**Task instructions:**
Copy nothing but the lines from the one containing "Decode this image" through the last line of the records, repeated exactly and without pictures.

Segment Start: Data listing

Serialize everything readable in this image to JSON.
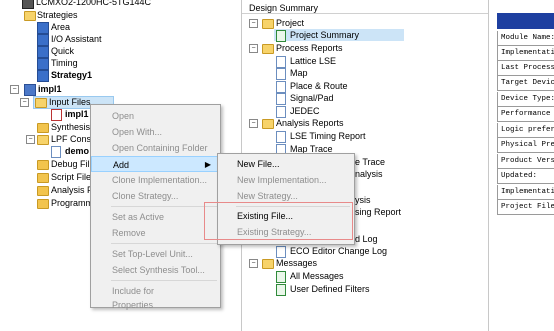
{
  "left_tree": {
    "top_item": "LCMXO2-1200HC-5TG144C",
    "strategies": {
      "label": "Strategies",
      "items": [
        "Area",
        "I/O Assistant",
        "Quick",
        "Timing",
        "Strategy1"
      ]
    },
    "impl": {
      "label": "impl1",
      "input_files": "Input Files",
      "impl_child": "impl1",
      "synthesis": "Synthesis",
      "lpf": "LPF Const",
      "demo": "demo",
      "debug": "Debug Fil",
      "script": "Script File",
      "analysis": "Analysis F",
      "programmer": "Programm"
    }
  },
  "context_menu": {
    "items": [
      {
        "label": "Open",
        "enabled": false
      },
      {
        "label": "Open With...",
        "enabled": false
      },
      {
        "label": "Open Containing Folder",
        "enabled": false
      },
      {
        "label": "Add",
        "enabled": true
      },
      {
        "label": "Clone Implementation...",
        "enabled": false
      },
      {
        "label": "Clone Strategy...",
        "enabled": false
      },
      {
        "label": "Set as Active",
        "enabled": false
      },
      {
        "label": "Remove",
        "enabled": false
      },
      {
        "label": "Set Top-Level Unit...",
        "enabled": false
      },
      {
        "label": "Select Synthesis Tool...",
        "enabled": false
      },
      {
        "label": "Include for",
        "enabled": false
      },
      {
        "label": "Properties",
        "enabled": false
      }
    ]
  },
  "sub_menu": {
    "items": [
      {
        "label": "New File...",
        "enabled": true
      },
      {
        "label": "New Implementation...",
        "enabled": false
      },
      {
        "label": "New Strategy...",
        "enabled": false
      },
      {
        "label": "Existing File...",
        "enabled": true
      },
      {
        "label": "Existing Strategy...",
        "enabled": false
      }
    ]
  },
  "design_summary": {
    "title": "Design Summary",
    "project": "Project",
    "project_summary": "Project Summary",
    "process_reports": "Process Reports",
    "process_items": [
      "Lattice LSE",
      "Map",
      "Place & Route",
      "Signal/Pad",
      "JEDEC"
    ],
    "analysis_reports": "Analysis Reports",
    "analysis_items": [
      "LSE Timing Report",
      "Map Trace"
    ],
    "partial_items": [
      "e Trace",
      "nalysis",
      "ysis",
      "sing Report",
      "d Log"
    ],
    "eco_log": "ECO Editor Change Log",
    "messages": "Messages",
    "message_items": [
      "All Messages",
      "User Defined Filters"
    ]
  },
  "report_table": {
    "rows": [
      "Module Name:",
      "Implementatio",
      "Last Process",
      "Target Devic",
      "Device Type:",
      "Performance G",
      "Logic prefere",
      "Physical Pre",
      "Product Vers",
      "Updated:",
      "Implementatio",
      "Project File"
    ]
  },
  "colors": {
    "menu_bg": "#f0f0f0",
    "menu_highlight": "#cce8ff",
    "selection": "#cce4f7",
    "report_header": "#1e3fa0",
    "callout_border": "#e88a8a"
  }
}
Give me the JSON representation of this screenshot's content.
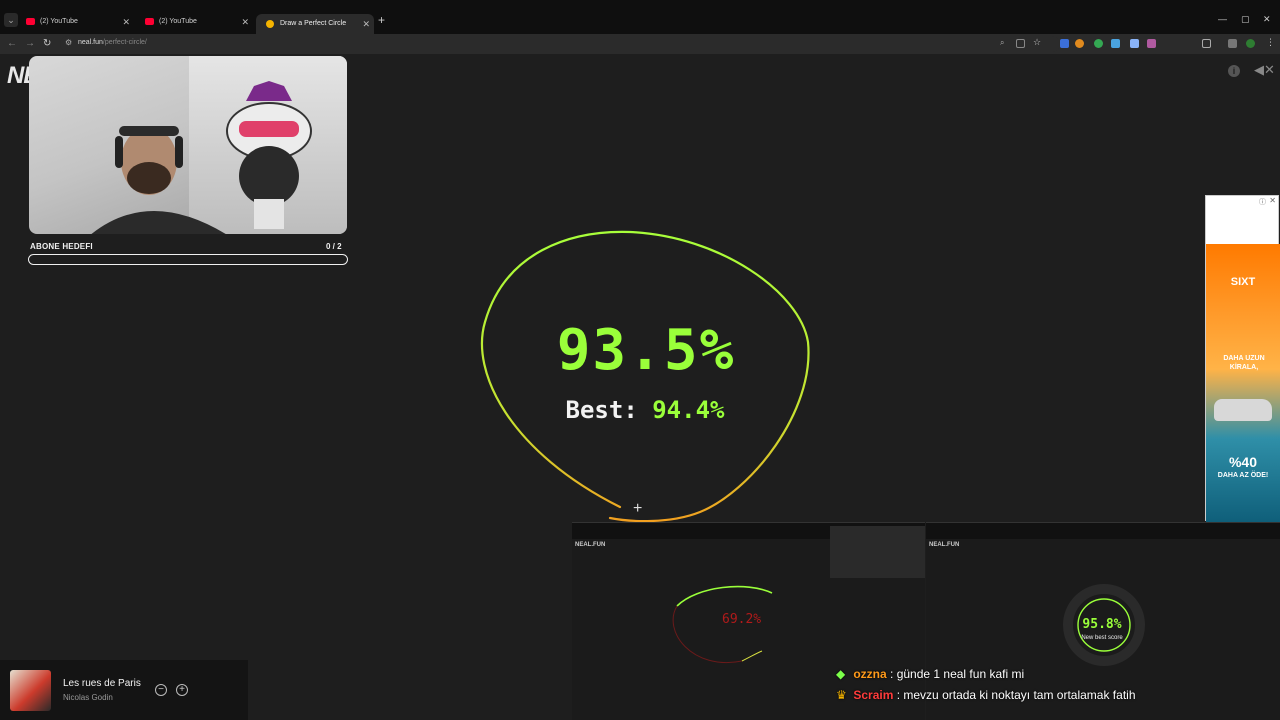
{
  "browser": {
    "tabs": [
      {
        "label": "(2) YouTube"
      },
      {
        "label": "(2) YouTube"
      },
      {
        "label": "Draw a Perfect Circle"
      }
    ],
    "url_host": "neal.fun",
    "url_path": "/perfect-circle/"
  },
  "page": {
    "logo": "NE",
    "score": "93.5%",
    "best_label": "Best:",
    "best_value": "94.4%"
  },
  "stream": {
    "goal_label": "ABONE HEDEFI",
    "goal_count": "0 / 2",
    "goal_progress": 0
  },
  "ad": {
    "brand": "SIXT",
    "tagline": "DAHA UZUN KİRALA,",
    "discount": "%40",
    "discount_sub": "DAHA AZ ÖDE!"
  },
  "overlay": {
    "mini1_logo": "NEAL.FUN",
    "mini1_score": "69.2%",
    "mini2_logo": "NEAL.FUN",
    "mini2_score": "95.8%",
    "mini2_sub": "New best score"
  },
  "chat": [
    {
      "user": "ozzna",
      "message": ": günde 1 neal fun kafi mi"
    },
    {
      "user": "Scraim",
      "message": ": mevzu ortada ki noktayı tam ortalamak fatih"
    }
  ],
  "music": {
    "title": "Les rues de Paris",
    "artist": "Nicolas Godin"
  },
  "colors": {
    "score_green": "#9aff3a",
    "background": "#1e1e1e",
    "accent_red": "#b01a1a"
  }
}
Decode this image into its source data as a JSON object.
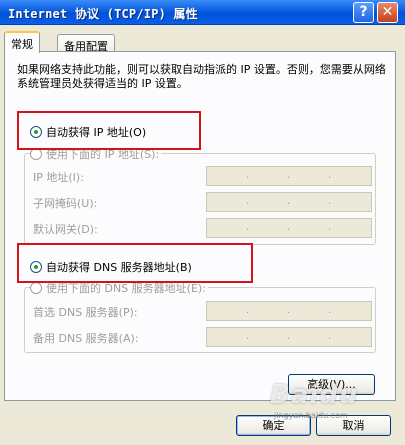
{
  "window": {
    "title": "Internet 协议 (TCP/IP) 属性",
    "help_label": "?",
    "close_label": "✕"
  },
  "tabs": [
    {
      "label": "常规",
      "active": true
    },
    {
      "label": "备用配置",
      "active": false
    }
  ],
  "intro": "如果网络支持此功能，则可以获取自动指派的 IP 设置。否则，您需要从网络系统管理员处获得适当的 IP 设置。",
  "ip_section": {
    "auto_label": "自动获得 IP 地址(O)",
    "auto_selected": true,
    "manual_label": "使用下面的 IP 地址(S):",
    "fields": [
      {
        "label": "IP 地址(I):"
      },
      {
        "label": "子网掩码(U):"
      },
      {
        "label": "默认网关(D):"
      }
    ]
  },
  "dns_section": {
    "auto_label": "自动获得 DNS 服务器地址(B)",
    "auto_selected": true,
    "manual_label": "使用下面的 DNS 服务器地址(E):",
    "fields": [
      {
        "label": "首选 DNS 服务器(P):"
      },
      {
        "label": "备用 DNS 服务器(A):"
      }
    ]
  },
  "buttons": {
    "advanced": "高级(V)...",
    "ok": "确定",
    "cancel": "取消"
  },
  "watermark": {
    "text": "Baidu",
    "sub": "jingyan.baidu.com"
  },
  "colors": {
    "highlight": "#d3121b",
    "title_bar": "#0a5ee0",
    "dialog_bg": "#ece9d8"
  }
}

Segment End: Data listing

**Task response:**
Decode this image into its source data as a JSON object.
{
  "window": {
    "title": "Internet 协议 (TCP/IP) 属性",
    "help_label": "?",
    "close_label": "✕"
  },
  "tabs": [
    {
      "label": "常规",
      "active": true
    },
    {
      "label": "备用配置",
      "active": false
    }
  ],
  "intro": "如果网络支持此功能，则可以获取自动指派的 IP 设置。否则，您需要从网络系统管理员处获得适当的 IP 设置。",
  "ip_section": {
    "auto_label": "自动获得 IP 地址(O)",
    "auto_selected": true,
    "manual_label": "使用下面的 IP 地址(S):",
    "fields": [
      {
        "label": "IP 地址(I):"
      },
      {
        "label": "子网掩码(U):"
      },
      {
        "label": "默认网关(D):"
      }
    ]
  },
  "dns_section": {
    "auto_label": "自动获得 DNS 服务器地址(B)",
    "auto_selected": true,
    "manual_label": "使用下面的 DNS 服务器地址(E):",
    "fields": [
      {
        "label": "首选 DNS 服务器(P):"
      },
      {
        "label": "备用 DNS 服务器(A):"
      }
    ]
  },
  "buttons": {
    "advanced": "高级(V)...",
    "ok": "确定",
    "cancel": "取消"
  },
  "watermark": {
    "text": "Baidu",
    "sub": "jingyan.baidu.com"
  },
  "colors": {
    "highlight": "#d3121b",
    "title_bar": "#0a5ee0",
    "dialog_bg": "#ece9d8"
  }
}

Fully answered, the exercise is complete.